Alzheimer's disease (AD), the leading cause of dementia, is a chronic neurodegenerative disease. One of the hallmarks of AD is the accumulation of amyloid plaques in the brain. Apolipoprotein E (apoE), which carries lipids in the brain in the form of lipoproteins, plays an undisputed role in AD pathophysiology. The APOE gene is the most validated genetic risk factor for late onset AD, and has well-established associations with amyloid deposition and clearance from the brain. We and others have shown that lipidation of apoE can assist amyloid clearance, raising interest in augmenting apoE function as a proposed therapeutic strategy for AD. A high-throughput phenotypic screen was conducted using a CCF-STTG1 human astrocytoma cell line to identify small molecules that could upregulate apoE secretion. A subset of AXL receptor tyrosine kinase inhibitors, which we term AXL modulators were identified as positive hits. The objective of this thesis is to dissect the mechanism of action (MoA) by which AXL modulators upregulate apoE expression. We initially understood their dependency on AXL by treating AXL-/- CCF-STTG1 cells generated using CRISPR-Cas9 method with the lead compound. We then determined if Liver X Receptor (LXR) activity was required utilizing LXR knock-out (KO) mouse embryonic fibroblasts (MEF) cells. Immunoblotting analysis of AXL protein indicated the ability of AXL modulators to promote AXL receptor cleavage and stabilize the intracellular domain (ICD). To investigate the role of AXL-ICD in apoE homeostasis, various Axl variants, including WT AXL, kinase-dead AXL mutant, Axl-ICD, and AXL N-terminal fragment were stably reconstituted in AXL-/- CCF-STTG1 cells. ApoE baseline expression was significantly upregulated only upon reconstitution of ICD-containing AXL variants. In summary, AXL protein plays a significant role in apoE homeostasis through its intracellular domain.

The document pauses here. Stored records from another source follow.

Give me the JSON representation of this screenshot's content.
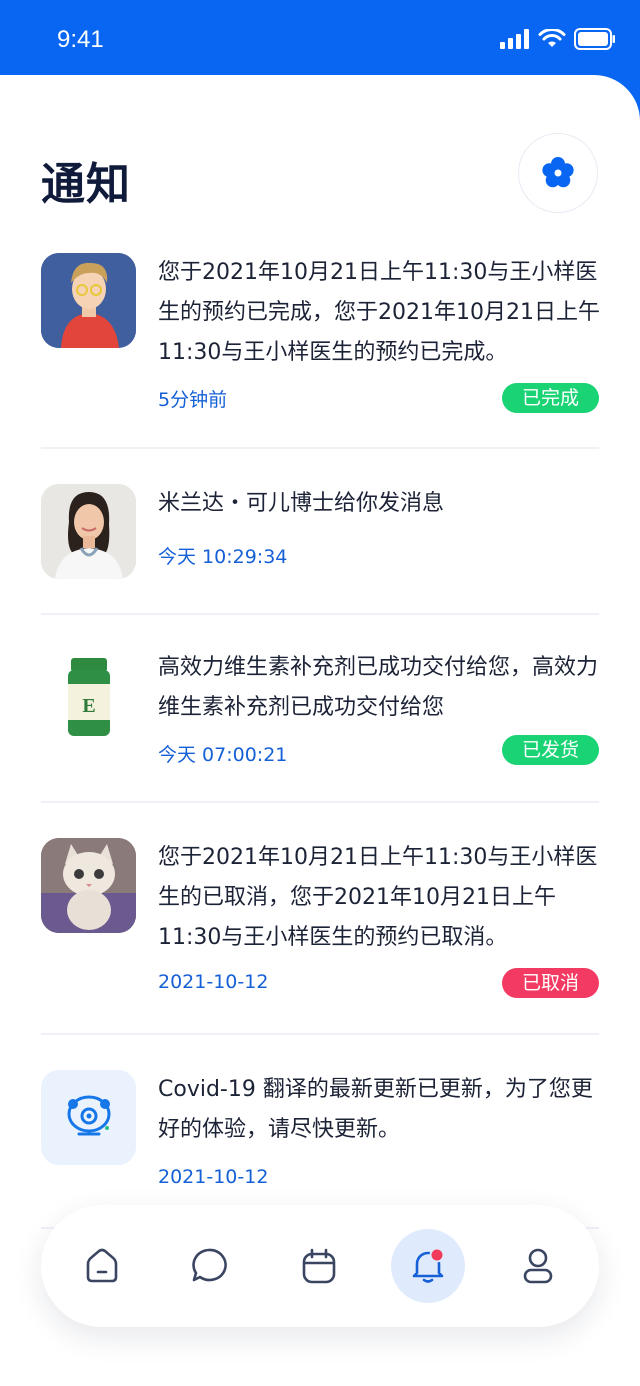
{
  "status_bar": {
    "time": "9:41"
  },
  "header": {
    "title": "通知",
    "settings_icon": "flower-gear-icon"
  },
  "notifications": [
    {
      "message": "您于2021年10月21日上午11:30与王小样医生的预约已完成，您于2021年10月21日上午11:30与王小样医生的预约已完成。",
      "time": "5分钟前",
      "badge": "已完成",
      "badge_color": "#19d374",
      "thumb": "avatar-illustration"
    },
    {
      "message": "米兰达・可儿博士给你发消息",
      "time": "今天 10:29:34",
      "thumb": "doctor-photo"
    },
    {
      "message": "高效力维生素补充剂已成功交付给您，高效力维生素补充剂已成功交付给您",
      "time": "今天 07:00:21",
      "badge": "已发货",
      "badge_color": "#19d374",
      "thumb": "vitamin-bottle"
    },
    {
      "message": "您于2021年10月21日上午11:30与王小样医生的已取消，您于2021年10月21日上午11:30与王小样医生的预约已取消。",
      "time": "2021-10-12",
      "badge": "已取消",
      "badge_color": "#f23a62",
      "thumb": "kitten-photo"
    },
    {
      "message": "Covid-19 翻译的最新更新已更新，为了您更好的体验，请尽快更新。",
      "time": "2021-10-12",
      "thumb": "virus-update-icon"
    }
  ],
  "bottom_nav": {
    "items": [
      "home-icon",
      "chat-icon",
      "calendar-icon",
      "bell-icon",
      "profile-icon"
    ],
    "active_index": 3
  },
  "colors": {
    "primary": "#0866f3",
    "text": "#101a3a",
    "time": "#1560d6"
  }
}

Alzheimer‘s Disease (AD) is a progressive neurodegenerative disease that affects millions ofpeople world-wide. It is characterized by amyloid plaques and neurofibrillary tangles in thebrain. Many AD patients also show loss of cerebrovascular integrity, which is thought to lead todecreased capillary flow, neuronal injury and impaired clearance of amyloid beta. Sinceapolipoprotein E (apoE) and high density lipoprotein (HDL) show many beneficial effects in thevasculature in the body, we aimed to test the effects of these lipoproteins on primary humanperivascular cells in the brain. We found that pharmacologically increasing apoE levels withGW3965 in a scratch-wound assay was not associated with changes in pericyte migration.Interestingly, we found that Axl inhibitor A1 slowed pericyte migration without showingchanges in secreted apoE levels, suggesting an apoE-independent pathway for pericytemigration. We also tested whether HDL can attenuate the CypA-NFκB-MMP9 inflammatorypathway associated with apoE4 pericytes, but failed to observe the activation of thisinflammatory pathway in our pericytes. Lastly, we found that when macrophages were treatedwith HDL, Aβ phagocytosis was not changed. Moreover, there were donor differences in theinflammatory response of macrophages to Aβ, making consistent observations difficult. Takentogether, we did not show beneficial effects of lipoproteins on perivascular cell function in thecontext of AD.